One glimmer of hope is that the legislation allows Wales to put in place a longer notice period of up to six months. We’re hopeful that the Welsh Government will take this step and give tenants some much-needed breathing space. The Scottish Government is currently taking steps to introduce a similar notice period.
We also hope that all housing possession court duty listings will be suspended, ending the current postcode lottery due to some courts being open, some closed, and some hearing oral evidence by telephone only.
The last thing we want to see is people at their wits’ end because they need to go house-hunting or to raise money and they can’t because of the lockdown. Sadly this is the reality for many people currently contacting our advisors.
In the meantime there are other steps that can be taken to help people.
Local authorities should follow the example of Torfaen and Monmouthshire: the two councils announced an automatic extension until October for everyone currently receiving Discretionary Housing Payments (DHPs).
DHPs are a vital source of help to keep people in their home, and we’ll be asking the UK Government to make them more flexible so that anyone can apply, not just people receiving housing benefits.
We also need to ensure tenants are made aware that if they are handed a notice to quit, they don’t have to move out by the expiry date.
Not enough tenants understand their rights. Even though there’s a risk of court costs, during lockdown it is vital that people stay safe even if that means remaining in the home past the expiry date on the notice.
We all have a shared responsibility to ensure people seek advice on their rights. If you are in a position to help, please share our advice page. The wider we can spread this message, the better chance we have of preventing a wave of homelessness in three months’ time.
We know a lot of tenants are worried about how they will be able to pay their rent during the coronavirus pandemic. Having to self-isolate means that some people, especially self-employed people or those on casual or zero hours contracts, are going to face financial hardship.
At this difficult time we are asking landlords to be sensitive to any tenants who have to self-isolate. Private landlords should take reassurance from the fact that numerous mortgage lenders have promised to be patient with any arrears resulting from the epidemic.
For social landlords in Wales, now is the time to eliminate evictions into homelessness. The last thing we want right now is more people becoming homeless. Managing exposure to Covid-19 is considerably more difficult for people who are homeless.

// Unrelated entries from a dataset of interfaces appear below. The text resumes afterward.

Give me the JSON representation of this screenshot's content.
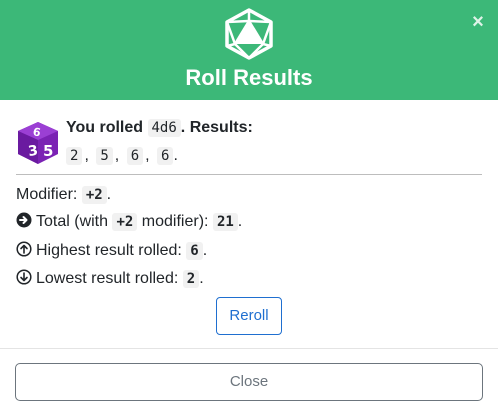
{
  "modal": {
    "title": "Roll Results",
    "close_x": "×",
    "icons": {
      "header": "d20-icon",
      "die": "d6-die-icon",
      "total": "arrow-circle-right-icon",
      "highest": "arrow-circle-up-icon",
      "lowest": "arrow-circle-down-icon"
    },
    "colors": {
      "header_bg": "#3cb878",
      "die": "#7b22b4",
      "primary": "#1f6fd0"
    }
  },
  "roll": {
    "prefix": "You rolled",
    "dice": "4d6",
    "suffix": ". Results:",
    "results": [
      "2",
      "5",
      "6",
      "6"
    ],
    "results_end": "."
  },
  "modifier": {
    "label": "Modifier:",
    "value": "+2",
    "end": "."
  },
  "total": {
    "label_a": "Total (with",
    "modifier": "+2",
    "label_b": "modifier):",
    "value": "21",
    "end": "."
  },
  "highest": {
    "label": "Highest result rolled:",
    "value": "6",
    "end": "."
  },
  "lowest": {
    "label": "Lowest result rolled:",
    "value": "2",
    "end": "."
  },
  "buttons": {
    "reroll": "Reroll",
    "close": "Close"
  }
}
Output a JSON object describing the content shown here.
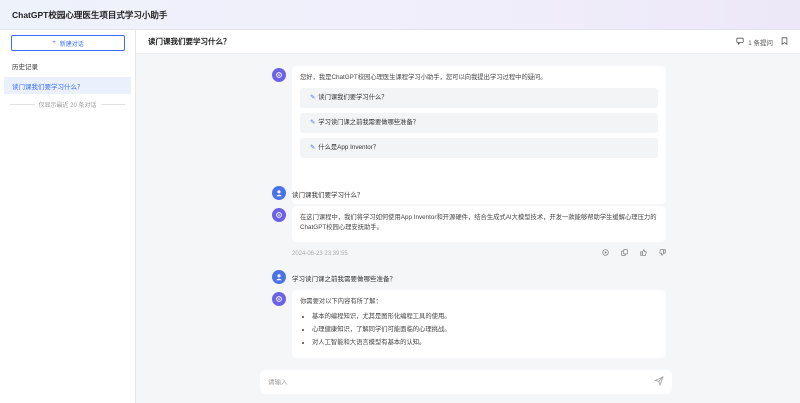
{
  "app": {
    "title": "ChatGPT校园心理医生项目式学习小助手"
  },
  "sidebar": {
    "new_chat_label": "新建对话",
    "history_title": "历史记录",
    "history_items": [
      {
        "label": "读门课我们要学习什么？"
      }
    ],
    "history_note": "仅显示最近 20 条对话"
  },
  "conversation": {
    "title": "读门课我们要学习什么？",
    "question_count_label": "1 条提问"
  },
  "messages": {
    "welcome": {
      "text": "您好，我是ChatGPT校园心理医生课程学习小助手，您可以向我提出学习过程中的疑问。",
      "suggestions": [
        "读门课我们要学习什么？",
        "学习读门课之前我需要做哪些准备？",
        "什么是App Inventor？"
      ]
    },
    "user1": {
      "text": "读门课我们要学习什么？"
    },
    "bot1": {
      "text": "在这门课程中，我们将学习如何使用App Inventor和开源硬件，结合生成式AI大模型技术，开发一款能够帮助学生缓解心理压力的ChatGPT校园心理安抚助手。",
      "timestamp": "2024-06-23 23:39:55"
    },
    "user2": {
      "text": "学习读门课之前我需要做哪些准备？"
    },
    "bot2": {
      "intro": "你需要对以下内容有所了解：",
      "bullets": [
        "基本的编程知识，尤其是图形化编程工具的使用。",
        "心理健康知识，了解同学们可能面临的心理挑战。",
        "对人工智能和大语言模型有基本的认知。"
      ]
    }
  },
  "input": {
    "placeholder": "请输入"
  },
  "colors": {
    "accent": "#3b6ef5",
    "bot_avatar": "#6c62e8",
    "user_avatar": "#4a73e8"
  }
}
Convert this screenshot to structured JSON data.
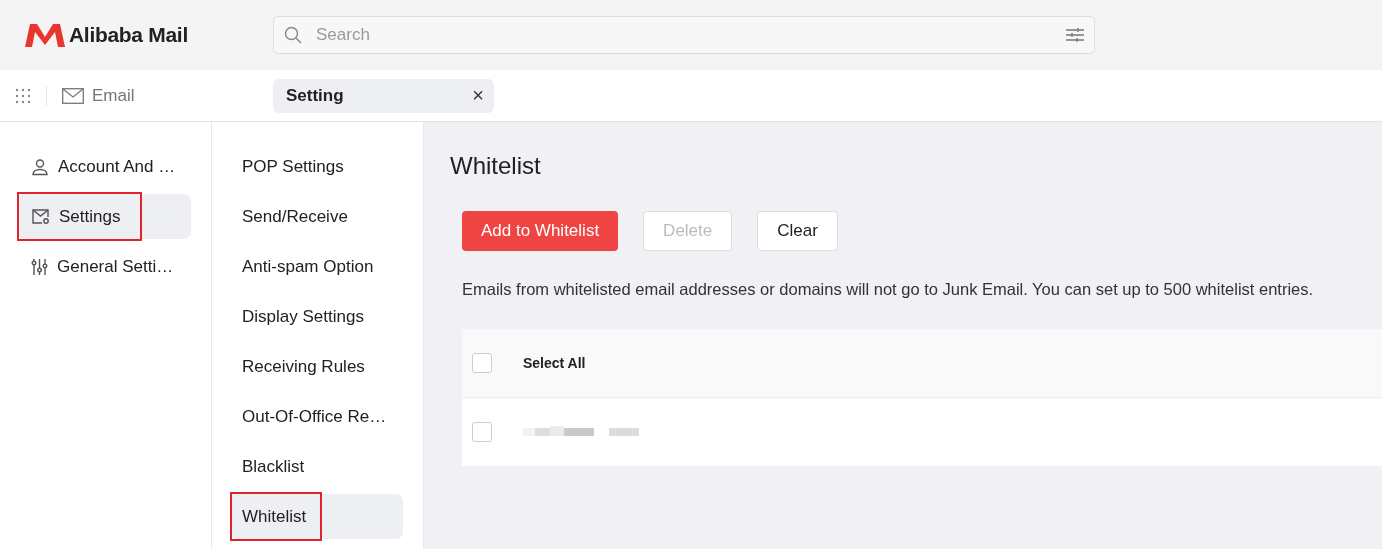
{
  "header": {
    "logo_text": "Alibaba Mail",
    "search": {
      "placeholder": "Search"
    }
  },
  "tabbar": {
    "app_link": "Email",
    "tabs": [
      {
        "label": "Setting",
        "selected": true,
        "close": "×"
      }
    ]
  },
  "sidebar": {
    "items": [
      {
        "label": "Account And …",
        "kind": "user",
        "selected": false,
        "highlighted": false
      },
      {
        "label": "Settings",
        "kind": "mail-gear",
        "selected": true,
        "highlighted": true
      },
      {
        "label": "General Setti…",
        "kind": "sliders",
        "selected": false,
        "highlighted": false
      }
    ]
  },
  "submenu": {
    "items": [
      {
        "label": "POP Settings",
        "selected": false,
        "highlighted": false
      },
      {
        "label": "Send/Receive",
        "selected": false,
        "highlighted": false
      },
      {
        "label": "Anti-spam Option",
        "selected": false,
        "highlighted": false
      },
      {
        "label": "Display Settings",
        "selected": false,
        "highlighted": false
      },
      {
        "label": "Receiving Rules",
        "selected": false,
        "highlighted": false
      },
      {
        "label": "Out-Of-Office Re…",
        "selected": false,
        "highlighted": false
      },
      {
        "label": "Blacklist",
        "selected": false,
        "highlighted": false
      },
      {
        "label": "Whitelist",
        "selected": true,
        "highlighted": true
      }
    ]
  },
  "main": {
    "title": "Whitelist",
    "buttons": [
      {
        "label": "Add to Whitelist",
        "kind": "primary",
        "disabled": false
      },
      {
        "label": "Delete",
        "kind": "default",
        "disabled": true
      },
      {
        "label": "Clear",
        "kind": "default",
        "disabled": false
      }
    ],
    "description": "Emails from whitelisted email addresses or domains will not go to Junk Email. You can set up to 500 whitelist entries.",
    "table": {
      "select_all": {
        "label": "Select All",
        "checked": false
      },
      "rows": [
        {
          "kind": "redacted",
          "checked": false
        }
      ]
    }
  }
}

We will be closely monitoring our casework to see which landlords, if any, are still carrying out evictions without assisting tenants into suitable alternative homes.
Anyone who is worried about their housing situation should contact Shelter Cymru for free, expert advice on 08000 495 495.